Pieter-Ewald Share, Hongrui Qiu, Benxin Chi, Frank L. Vernon, Yuri Fialko, Ellis Vavra, Amir A. Allam, & Yehuda Ben-Zion

Published August 16, 2021, SCEC Contribution #11629, 2021 SCEC Annual Meeting Poster #093
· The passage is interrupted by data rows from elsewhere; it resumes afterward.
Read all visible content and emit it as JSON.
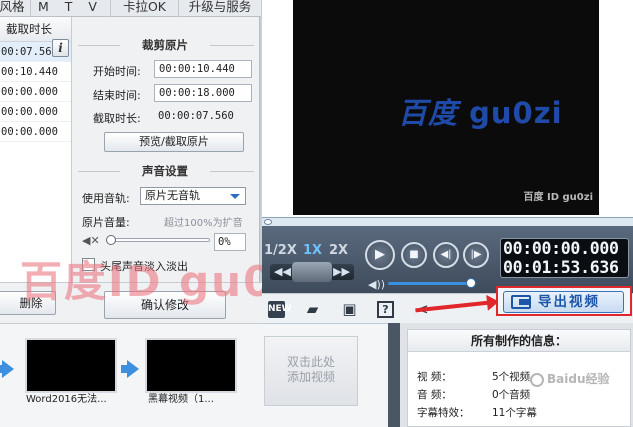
{
  "tabs": [
    {
      "label": "风格"
    },
    {
      "label": "M T V"
    },
    {
      "label": "卡拉OK"
    },
    {
      "label": "升级与服务"
    }
  ],
  "clip_table": {
    "header": "截取时长",
    "rows": [
      "00:07.560",
      "00:10.440",
      "00:00.000",
      "00:00.000",
      "00:00.000"
    ]
  },
  "crop": {
    "title": "裁剪原片",
    "start_label": "开始时间:",
    "start_value": "00:00:10.440",
    "end_label": "结束时间:",
    "end_value": "00:00:18.000",
    "duration_label": "截取时长:",
    "duration_value": "00:00:07.560",
    "preview_button": "预览/截取原片"
  },
  "audio": {
    "title": "声音设置",
    "track_label": "使用音轨:",
    "track_value": "原片无音轨",
    "volume_label": "原片音量:",
    "volume_hint": "超过100%为扩音",
    "volume_value": "0%",
    "volume_level": 0.0,
    "fade_label": "头尾声音淡入淡出"
  },
  "actions": {
    "delete_label": "删除",
    "confirm_label": "确认修改"
  },
  "preview": {
    "watermark_logo_a": "百度",
    "watermark_logo_b": " gu0zi",
    "watermark_small": "百度 ID gu0zi"
  },
  "player": {
    "speeds": [
      "1/2X",
      "1X",
      "2X"
    ],
    "active_speed": "1X",
    "current_time": "00:00:00.000",
    "total_time": "00:01:53.636",
    "volume_level": 0.95
  },
  "export": {
    "label": "导出视频"
  },
  "timeline": {
    "clips": [
      {
        "caption": "Word2016无法..."
      },
      {
        "caption": "黑幕视频（1..."
      }
    ],
    "add_line1": "双击此处",
    "add_line2": "添加视频"
  },
  "info_panel": {
    "title": "所有制作的信息：",
    "rows": [
      {
        "label": "视    频：",
        "value": "5个视频"
      },
      {
        "label": "音    频：",
        "value": "0个音频"
      },
      {
        "label": "字幕特效：",
        "value": "11个字幕"
      }
    ]
  },
  "watermarks": {
    "big": "百度ID gu0zi",
    "baidu_jingyan": "Baidu经验"
  },
  "colors": {
    "accent": "#1c56a8",
    "highlight_red": "#e0272b",
    "active_speed": "#6fc0ff"
  }
}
We present results from a large-N seismic nodal deployment spanning the Banning and Mission Creek strands (BF and MCF) of the southern San Andreas fault (SSAF) near the Thousand Palms Oasis Preserve, California. Motivating this research are several poorly understood characteristics of the SSAF, including fault attitude at depth, the extent of fault-related damage, partitioning of slip and activity between the BF and MCF, and along-strike variations in shallow creep. We help inform these topics through analyses of ambient and earthquake seismic wavefields recorded across the array.
Data were acquired in Spring 2020 using 322 Zland 3-component 5 Hz nodes configured as two 100+ node 2-D subarrays with apertures of 0.6-1 km centered on the BF and MCF and a ~4 km-long 100+ node quasi-linear profile crossing both strands and connecting the two subarrays. Recorded P wavefields from local SSAF earthquakes include rapid changes in phase, amplitude and frequency content over narrow 20-40 m zones (~node spacing) that coincide with the surface mapped BF and MCF. These variations indicate that the BF and MCF are high impedance contrast interfaces. Reverse-time migration results of P reflections highlight these interfaces as steeply northeast dipping (the imaging resolution with the recorded data is limited to the top 3-4 km). Another prominent but more diffuse change in SSAF structure, as quantified by P and S wavefield changes from local, regional and teleseismic events, occurs ~1 km northeast of the BF. Based on average to minimal delay of arrival times (P and S) and low ambient noise levels (<30 Hz) this may represent a relatively intact faster velocity block sandwiched between broad MCF and BF damage zones. Maximal P arrival delay (+0.2 s) and highest ambient noise levels (>2 times medial level) are consistently observed (with some dependence on event azimuth) southwest of the BF. Much of this is likely related to the thick Coachella Valley sediments on that side. Immediately northeast of the MCF, slightly elevated P arrival delays and ambient noise levels coincide with maximal S arrival delay (+0.3 s) and the detection of candidate S trapped waves. These indicate a broad high VP/VS MCF zone with active damage production potentially infiltrated by fluids feeding the nearby oases. Continued analysis and synthesis of these and other data will lead to higher resolution information on SSAF structure and activity.

Share, P., Qiu, H., Chi, B., Vernon, F. L., Fialko, Y., Vavra, E., Allam, A. A., & Ben-Zion, Y. (2021, 08). General seismic architecture of the Southern San Andreas fault zone around the Thousand Palms Oasis from a Large-N nodal array. Poster Presentation at 2021 SCEC Annual Meeting.

Related Projects & Working Groups
San Andreas Fault System (SAFS)